DESCRIPTION OF THE TASK
Search the records for the string "EBUR", then copy each line that has it.

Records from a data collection
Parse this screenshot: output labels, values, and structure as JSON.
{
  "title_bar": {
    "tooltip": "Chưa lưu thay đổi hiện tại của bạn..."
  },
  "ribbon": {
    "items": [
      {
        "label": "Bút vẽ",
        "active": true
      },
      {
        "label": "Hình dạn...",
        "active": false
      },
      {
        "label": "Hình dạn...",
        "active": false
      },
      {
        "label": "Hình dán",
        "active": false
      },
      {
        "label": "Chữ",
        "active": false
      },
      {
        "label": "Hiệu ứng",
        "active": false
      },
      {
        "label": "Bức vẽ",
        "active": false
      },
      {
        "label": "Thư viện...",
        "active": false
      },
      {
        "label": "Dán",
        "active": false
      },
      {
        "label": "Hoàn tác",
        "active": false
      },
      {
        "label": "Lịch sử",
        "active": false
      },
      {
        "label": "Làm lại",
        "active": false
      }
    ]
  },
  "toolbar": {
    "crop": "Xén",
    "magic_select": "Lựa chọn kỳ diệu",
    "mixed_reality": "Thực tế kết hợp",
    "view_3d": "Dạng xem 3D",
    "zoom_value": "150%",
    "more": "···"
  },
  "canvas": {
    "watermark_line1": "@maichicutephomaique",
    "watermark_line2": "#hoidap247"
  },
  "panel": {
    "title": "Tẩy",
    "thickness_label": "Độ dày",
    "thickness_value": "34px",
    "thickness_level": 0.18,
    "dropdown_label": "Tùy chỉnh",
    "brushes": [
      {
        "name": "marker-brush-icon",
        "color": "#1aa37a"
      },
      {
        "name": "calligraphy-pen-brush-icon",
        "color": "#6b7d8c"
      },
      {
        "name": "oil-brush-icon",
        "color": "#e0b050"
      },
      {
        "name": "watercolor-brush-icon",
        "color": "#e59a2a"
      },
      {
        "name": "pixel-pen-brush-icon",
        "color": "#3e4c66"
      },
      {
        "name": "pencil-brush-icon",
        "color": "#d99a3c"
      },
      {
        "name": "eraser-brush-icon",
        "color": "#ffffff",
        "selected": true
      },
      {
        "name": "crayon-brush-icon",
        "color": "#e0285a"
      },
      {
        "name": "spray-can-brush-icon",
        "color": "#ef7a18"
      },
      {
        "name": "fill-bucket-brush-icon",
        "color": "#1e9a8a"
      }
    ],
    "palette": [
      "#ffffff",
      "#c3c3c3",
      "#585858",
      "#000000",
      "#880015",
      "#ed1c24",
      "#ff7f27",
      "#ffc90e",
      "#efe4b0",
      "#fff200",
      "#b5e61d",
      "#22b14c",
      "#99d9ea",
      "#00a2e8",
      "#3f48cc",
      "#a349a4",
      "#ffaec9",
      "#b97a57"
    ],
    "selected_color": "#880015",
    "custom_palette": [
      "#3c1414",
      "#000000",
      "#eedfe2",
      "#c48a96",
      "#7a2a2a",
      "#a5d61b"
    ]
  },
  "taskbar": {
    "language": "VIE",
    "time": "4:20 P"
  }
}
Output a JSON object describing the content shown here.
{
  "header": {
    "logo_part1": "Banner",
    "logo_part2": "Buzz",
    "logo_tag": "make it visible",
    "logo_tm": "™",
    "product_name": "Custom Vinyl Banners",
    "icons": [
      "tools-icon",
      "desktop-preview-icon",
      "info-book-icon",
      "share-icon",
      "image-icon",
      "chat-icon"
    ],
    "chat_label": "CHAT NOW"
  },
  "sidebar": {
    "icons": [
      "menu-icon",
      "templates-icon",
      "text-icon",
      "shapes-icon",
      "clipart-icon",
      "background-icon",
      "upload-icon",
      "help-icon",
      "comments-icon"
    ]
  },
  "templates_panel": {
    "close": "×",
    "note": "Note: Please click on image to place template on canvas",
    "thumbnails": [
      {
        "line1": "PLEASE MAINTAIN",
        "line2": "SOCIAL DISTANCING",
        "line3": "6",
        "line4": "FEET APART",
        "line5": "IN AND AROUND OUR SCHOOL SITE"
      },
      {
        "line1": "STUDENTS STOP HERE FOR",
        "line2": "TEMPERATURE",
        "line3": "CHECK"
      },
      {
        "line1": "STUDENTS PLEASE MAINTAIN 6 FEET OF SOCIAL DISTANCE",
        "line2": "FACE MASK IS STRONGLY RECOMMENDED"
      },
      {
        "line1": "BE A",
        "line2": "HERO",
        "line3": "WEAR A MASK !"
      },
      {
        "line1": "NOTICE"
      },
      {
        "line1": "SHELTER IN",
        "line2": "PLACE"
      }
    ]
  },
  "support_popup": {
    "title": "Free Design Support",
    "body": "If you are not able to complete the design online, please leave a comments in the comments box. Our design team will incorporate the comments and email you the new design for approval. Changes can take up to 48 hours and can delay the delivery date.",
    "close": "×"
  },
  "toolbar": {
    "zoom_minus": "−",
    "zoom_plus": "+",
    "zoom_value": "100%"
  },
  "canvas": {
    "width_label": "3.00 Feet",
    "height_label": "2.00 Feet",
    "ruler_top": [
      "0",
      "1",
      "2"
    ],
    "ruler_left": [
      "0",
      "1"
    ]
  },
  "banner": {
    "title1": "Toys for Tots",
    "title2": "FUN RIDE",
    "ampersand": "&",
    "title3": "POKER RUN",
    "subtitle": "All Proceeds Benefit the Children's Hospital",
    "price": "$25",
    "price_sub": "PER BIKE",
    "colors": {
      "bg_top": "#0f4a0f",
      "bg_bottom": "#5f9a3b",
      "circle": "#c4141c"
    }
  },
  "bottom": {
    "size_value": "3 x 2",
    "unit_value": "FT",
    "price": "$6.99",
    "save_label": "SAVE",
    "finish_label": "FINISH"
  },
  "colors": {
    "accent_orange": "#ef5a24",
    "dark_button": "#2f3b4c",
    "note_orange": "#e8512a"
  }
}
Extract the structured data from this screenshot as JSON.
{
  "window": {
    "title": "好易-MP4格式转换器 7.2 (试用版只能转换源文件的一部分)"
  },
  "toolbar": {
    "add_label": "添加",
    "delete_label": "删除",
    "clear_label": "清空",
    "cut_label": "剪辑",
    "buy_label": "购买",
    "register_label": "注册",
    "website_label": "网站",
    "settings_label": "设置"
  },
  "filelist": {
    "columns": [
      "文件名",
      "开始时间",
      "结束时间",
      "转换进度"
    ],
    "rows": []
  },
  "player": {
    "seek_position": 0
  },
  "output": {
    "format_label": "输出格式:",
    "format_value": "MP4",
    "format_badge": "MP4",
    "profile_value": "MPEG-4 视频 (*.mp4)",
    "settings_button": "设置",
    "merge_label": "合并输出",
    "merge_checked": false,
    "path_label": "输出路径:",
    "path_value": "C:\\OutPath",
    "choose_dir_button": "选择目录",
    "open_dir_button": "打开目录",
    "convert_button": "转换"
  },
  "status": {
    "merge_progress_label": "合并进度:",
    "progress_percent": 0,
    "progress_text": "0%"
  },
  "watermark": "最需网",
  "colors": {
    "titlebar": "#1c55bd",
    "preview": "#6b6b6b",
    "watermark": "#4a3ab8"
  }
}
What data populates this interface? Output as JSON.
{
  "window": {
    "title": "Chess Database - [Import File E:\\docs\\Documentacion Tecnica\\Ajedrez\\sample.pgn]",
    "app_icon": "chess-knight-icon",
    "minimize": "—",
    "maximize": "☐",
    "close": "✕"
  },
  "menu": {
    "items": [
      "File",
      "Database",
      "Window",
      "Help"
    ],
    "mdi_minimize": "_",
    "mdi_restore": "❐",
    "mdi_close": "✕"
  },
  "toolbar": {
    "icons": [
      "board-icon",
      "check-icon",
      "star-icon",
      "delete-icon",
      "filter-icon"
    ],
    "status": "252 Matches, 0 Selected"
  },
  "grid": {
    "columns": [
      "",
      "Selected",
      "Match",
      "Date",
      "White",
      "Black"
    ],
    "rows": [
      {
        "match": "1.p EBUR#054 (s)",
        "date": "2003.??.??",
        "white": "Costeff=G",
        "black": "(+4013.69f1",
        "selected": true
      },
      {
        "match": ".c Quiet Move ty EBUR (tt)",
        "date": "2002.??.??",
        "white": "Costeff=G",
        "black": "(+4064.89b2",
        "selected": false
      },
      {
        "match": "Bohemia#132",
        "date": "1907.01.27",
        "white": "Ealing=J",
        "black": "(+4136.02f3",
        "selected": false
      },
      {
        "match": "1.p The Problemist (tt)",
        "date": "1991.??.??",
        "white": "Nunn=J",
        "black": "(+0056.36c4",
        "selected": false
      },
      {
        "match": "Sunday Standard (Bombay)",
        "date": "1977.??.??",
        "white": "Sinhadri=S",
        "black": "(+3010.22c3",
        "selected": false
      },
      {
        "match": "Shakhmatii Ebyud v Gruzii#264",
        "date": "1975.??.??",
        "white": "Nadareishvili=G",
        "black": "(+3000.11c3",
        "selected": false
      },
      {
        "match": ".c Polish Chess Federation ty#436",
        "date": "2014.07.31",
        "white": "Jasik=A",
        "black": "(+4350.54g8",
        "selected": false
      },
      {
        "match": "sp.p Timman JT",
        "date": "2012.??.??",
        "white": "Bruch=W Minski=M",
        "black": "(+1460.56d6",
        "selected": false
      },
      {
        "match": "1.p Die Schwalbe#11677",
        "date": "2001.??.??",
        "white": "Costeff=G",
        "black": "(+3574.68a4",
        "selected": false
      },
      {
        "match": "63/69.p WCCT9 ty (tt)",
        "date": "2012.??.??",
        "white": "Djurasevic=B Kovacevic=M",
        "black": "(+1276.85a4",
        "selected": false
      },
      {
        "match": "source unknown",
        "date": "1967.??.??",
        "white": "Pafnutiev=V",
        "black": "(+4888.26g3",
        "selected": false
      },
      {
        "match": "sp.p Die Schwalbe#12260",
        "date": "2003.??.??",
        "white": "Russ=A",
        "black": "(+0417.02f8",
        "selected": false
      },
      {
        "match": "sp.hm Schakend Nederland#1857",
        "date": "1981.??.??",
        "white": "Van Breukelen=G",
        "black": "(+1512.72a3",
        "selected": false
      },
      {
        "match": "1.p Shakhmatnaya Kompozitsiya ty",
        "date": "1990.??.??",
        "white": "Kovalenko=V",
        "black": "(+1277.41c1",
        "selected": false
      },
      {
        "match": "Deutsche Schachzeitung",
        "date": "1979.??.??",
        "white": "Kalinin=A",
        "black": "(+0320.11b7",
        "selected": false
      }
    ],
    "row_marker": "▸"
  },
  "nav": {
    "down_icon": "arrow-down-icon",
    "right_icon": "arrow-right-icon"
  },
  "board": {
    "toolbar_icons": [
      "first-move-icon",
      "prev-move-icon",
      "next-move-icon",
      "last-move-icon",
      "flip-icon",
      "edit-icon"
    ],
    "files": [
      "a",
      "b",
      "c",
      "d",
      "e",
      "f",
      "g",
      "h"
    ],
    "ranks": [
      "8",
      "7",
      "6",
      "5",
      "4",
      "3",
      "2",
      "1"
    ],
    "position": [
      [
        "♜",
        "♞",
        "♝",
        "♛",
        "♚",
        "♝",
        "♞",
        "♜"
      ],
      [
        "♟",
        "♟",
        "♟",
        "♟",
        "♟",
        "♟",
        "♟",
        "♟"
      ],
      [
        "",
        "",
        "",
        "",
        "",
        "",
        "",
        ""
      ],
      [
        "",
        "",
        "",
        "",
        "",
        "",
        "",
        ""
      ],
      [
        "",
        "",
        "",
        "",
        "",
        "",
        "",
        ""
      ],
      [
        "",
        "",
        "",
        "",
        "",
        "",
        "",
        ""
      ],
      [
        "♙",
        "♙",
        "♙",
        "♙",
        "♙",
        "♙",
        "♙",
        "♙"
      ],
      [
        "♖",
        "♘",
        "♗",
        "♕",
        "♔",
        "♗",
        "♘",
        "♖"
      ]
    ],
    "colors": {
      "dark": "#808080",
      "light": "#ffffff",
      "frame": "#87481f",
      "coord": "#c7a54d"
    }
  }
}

TASK OUTPUT
        "match": "1.p EBUR#054 (s)",
        "match": ".c Quiet Move ty EBUR (tt)",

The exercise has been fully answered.